▸ TASK REQUIREMENTS
Check each line of the data for "true" and select those that have it.

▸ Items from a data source
------------------------
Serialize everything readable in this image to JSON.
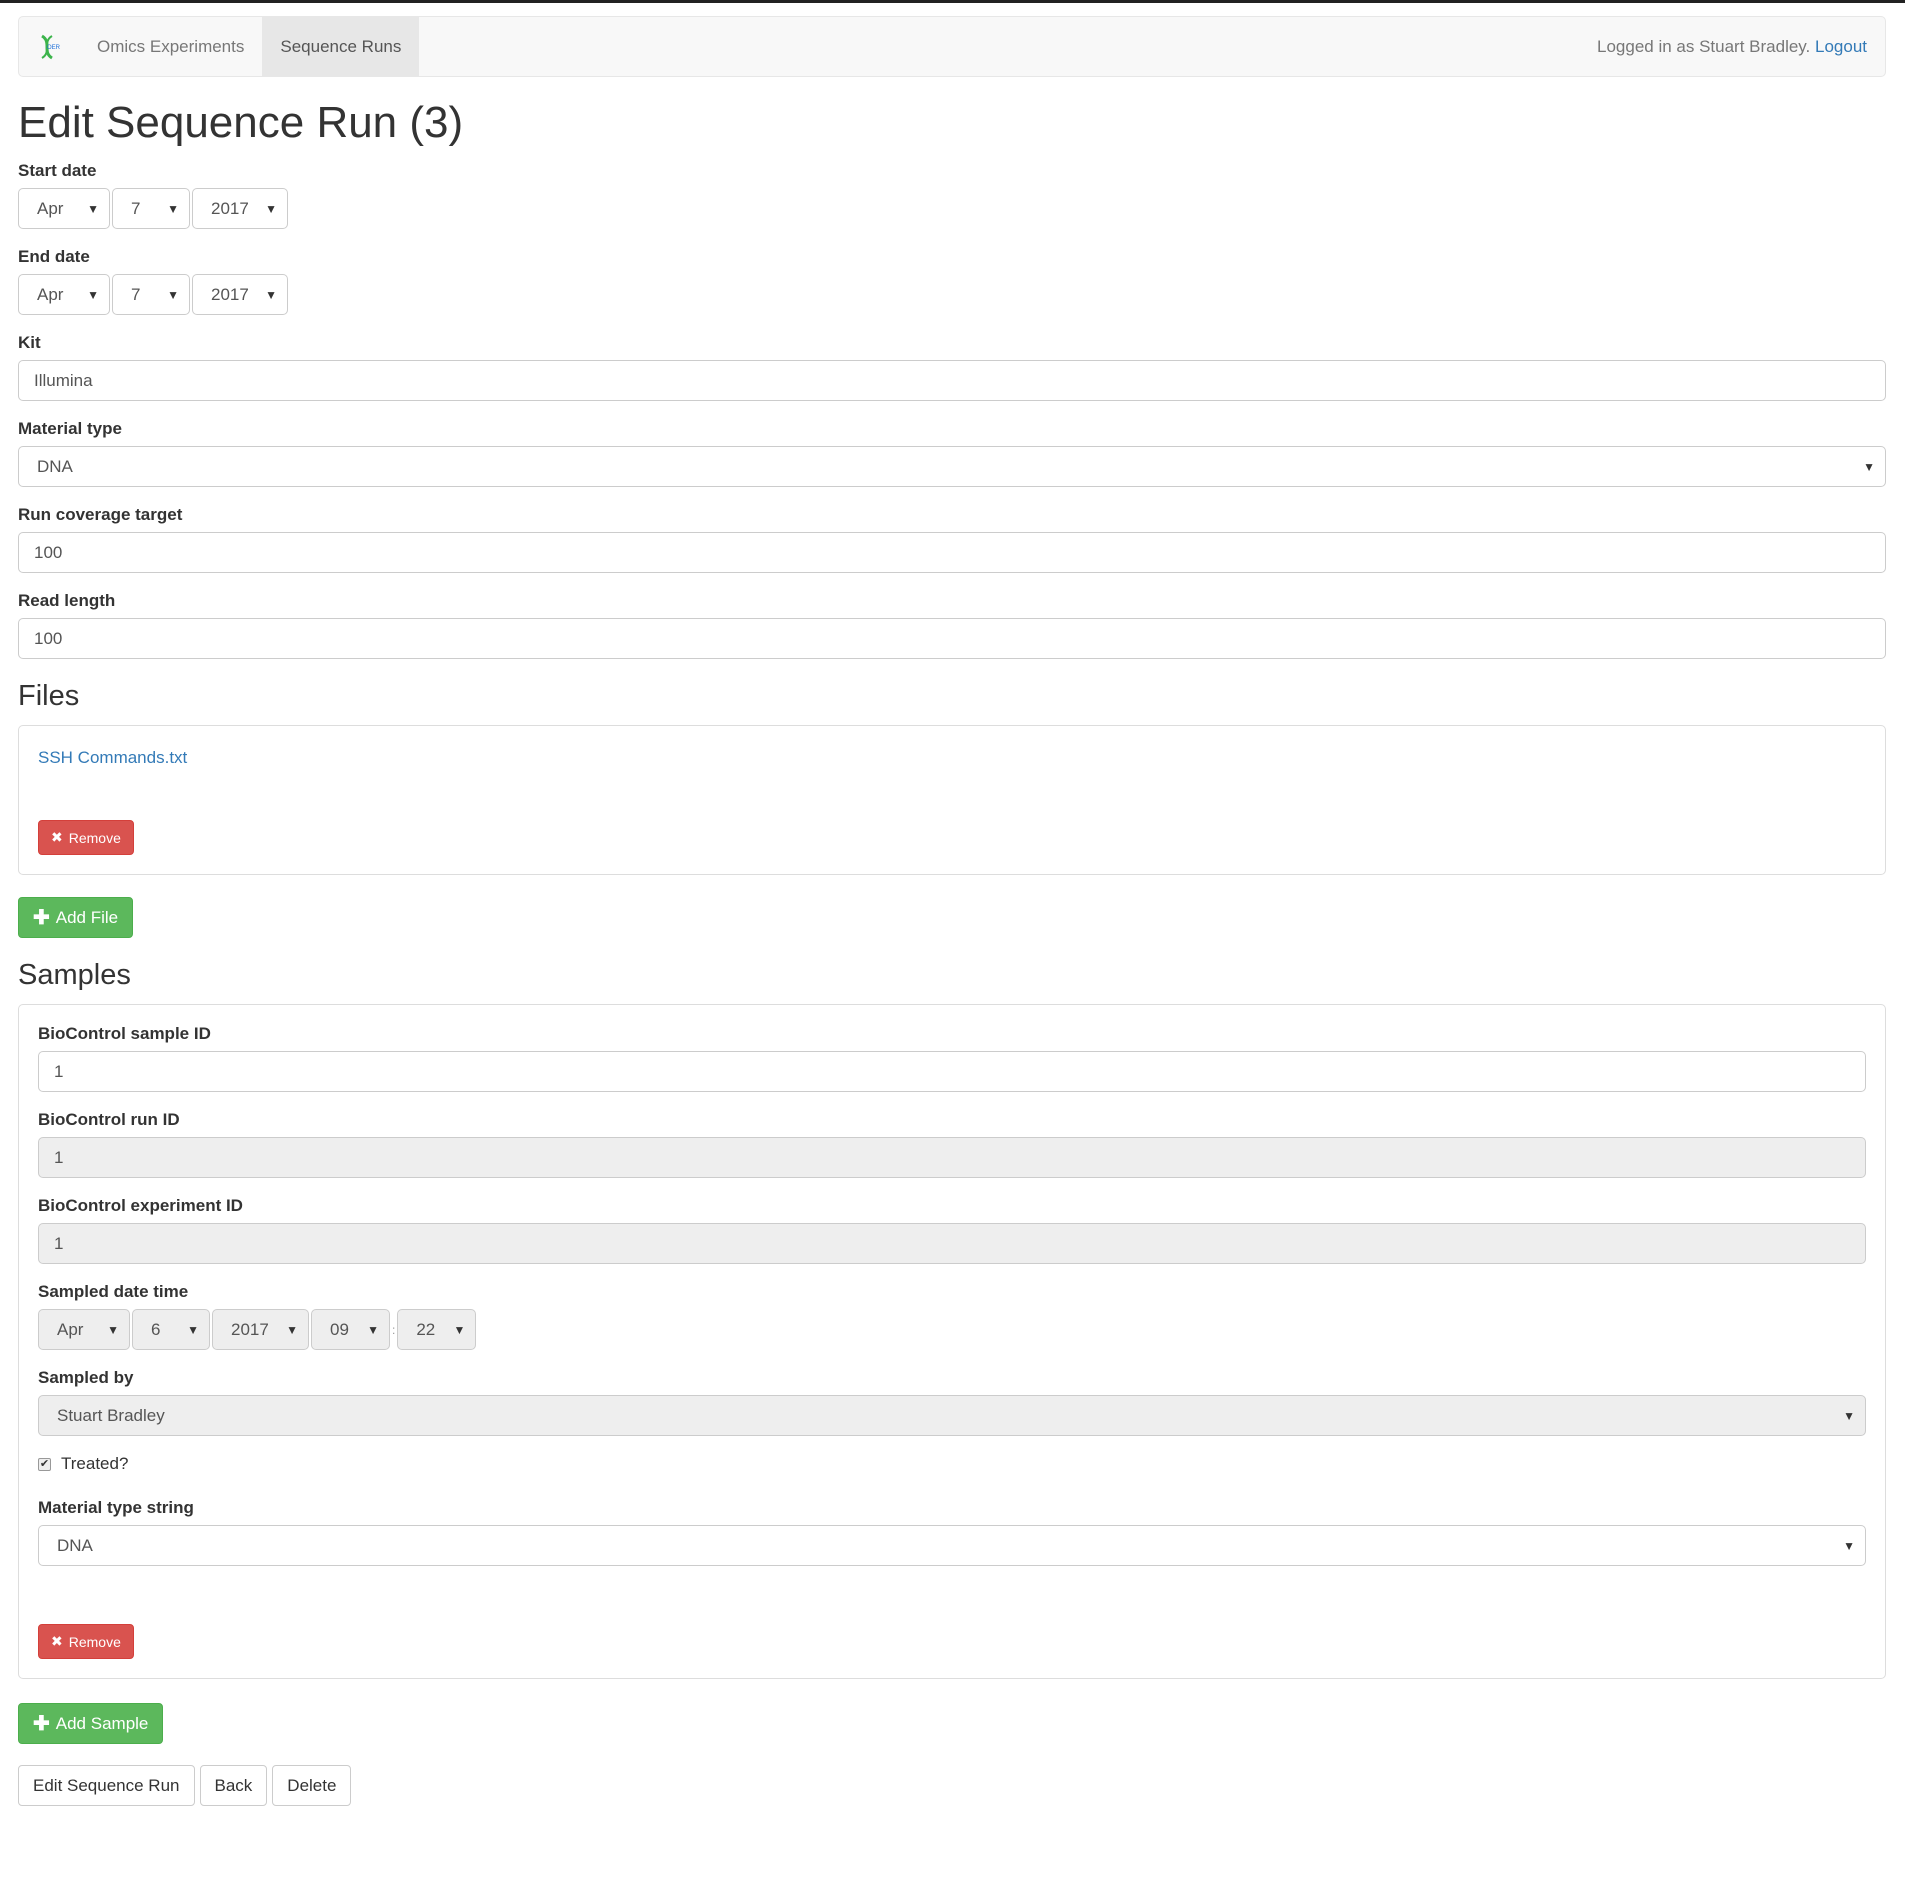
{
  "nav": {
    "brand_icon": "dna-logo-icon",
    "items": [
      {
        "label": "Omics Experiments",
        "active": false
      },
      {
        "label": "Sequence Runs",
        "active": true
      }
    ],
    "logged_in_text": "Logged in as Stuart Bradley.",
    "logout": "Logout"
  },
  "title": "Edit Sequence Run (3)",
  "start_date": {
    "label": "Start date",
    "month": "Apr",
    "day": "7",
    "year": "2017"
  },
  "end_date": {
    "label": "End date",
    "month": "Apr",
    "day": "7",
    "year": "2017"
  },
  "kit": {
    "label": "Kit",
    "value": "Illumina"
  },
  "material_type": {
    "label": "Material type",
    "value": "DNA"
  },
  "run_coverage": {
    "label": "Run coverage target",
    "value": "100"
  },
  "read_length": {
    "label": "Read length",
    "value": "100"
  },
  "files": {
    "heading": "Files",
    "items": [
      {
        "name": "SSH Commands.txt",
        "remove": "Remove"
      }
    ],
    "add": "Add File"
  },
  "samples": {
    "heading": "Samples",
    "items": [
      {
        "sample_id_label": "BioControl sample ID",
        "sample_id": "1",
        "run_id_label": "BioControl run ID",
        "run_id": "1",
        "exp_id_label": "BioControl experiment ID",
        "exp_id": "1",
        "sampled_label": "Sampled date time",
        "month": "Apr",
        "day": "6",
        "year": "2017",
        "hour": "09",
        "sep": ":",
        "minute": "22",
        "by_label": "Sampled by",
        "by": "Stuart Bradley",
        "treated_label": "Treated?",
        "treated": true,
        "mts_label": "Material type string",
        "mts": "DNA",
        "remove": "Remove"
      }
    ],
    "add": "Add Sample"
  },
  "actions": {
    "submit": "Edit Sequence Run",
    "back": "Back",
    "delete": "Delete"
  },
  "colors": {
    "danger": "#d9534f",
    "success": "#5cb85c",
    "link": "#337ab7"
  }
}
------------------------
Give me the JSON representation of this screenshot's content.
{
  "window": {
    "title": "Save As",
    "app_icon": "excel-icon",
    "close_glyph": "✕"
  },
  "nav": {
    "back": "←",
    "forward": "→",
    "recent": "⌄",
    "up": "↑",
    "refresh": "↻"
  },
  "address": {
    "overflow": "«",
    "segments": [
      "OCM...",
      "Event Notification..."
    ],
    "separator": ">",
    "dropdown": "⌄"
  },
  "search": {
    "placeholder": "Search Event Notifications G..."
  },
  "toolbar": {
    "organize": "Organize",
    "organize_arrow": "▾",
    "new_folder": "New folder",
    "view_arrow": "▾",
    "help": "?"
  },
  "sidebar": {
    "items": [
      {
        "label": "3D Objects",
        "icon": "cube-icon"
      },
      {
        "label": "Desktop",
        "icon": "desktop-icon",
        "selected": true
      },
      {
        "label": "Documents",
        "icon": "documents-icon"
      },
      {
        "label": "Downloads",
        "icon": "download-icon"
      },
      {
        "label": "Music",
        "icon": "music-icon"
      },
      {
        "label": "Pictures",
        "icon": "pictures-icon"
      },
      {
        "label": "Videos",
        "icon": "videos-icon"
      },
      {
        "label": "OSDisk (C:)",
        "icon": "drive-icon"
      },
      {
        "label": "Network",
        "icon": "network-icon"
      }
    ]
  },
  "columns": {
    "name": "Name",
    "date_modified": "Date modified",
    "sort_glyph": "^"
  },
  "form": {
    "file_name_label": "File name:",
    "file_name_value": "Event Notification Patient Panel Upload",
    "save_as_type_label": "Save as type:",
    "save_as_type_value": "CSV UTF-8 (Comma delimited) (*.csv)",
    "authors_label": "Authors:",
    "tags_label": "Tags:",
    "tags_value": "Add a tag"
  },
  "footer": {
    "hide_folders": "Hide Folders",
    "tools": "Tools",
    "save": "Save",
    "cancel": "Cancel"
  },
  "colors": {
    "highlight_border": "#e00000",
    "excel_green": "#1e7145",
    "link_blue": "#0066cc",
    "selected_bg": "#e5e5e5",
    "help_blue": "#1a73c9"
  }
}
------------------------
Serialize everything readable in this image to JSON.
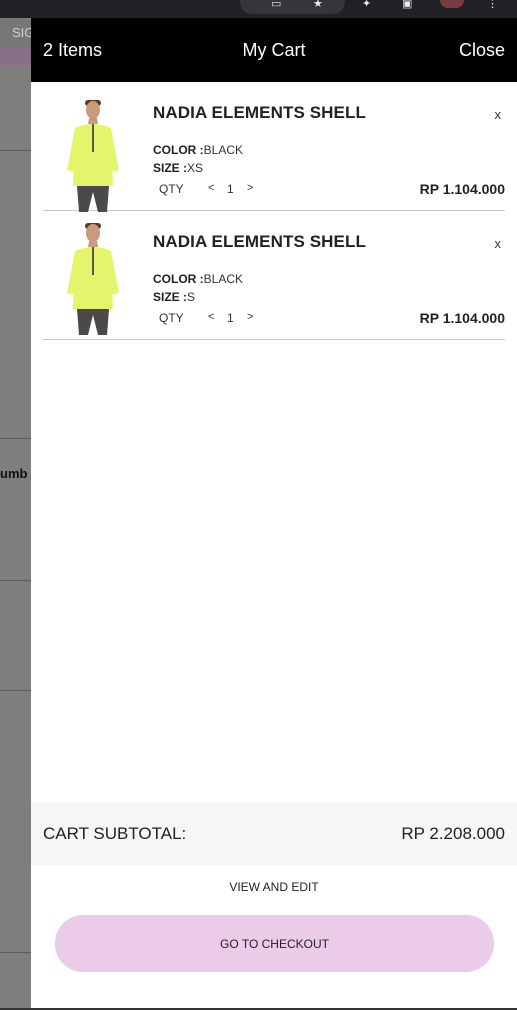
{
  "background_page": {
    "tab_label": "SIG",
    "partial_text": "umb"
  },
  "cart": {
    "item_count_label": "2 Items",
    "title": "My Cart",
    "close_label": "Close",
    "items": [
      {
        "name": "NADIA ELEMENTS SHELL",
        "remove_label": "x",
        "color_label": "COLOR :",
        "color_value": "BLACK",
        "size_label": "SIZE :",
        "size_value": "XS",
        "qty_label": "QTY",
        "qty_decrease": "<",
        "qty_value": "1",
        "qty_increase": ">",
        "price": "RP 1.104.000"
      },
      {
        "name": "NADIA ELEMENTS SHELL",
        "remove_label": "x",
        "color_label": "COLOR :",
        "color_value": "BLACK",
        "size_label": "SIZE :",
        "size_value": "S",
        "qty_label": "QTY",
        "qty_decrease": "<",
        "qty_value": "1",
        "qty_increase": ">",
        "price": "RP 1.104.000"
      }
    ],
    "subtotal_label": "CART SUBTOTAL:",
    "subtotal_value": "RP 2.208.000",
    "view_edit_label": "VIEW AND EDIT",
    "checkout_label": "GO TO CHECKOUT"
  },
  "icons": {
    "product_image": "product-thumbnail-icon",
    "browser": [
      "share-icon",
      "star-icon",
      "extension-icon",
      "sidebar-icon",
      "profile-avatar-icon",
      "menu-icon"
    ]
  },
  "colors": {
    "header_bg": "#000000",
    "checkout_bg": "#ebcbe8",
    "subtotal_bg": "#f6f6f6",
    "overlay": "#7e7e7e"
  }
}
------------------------
▸ RESPONSE
        "active": true
        "treated": true,
        "selected": true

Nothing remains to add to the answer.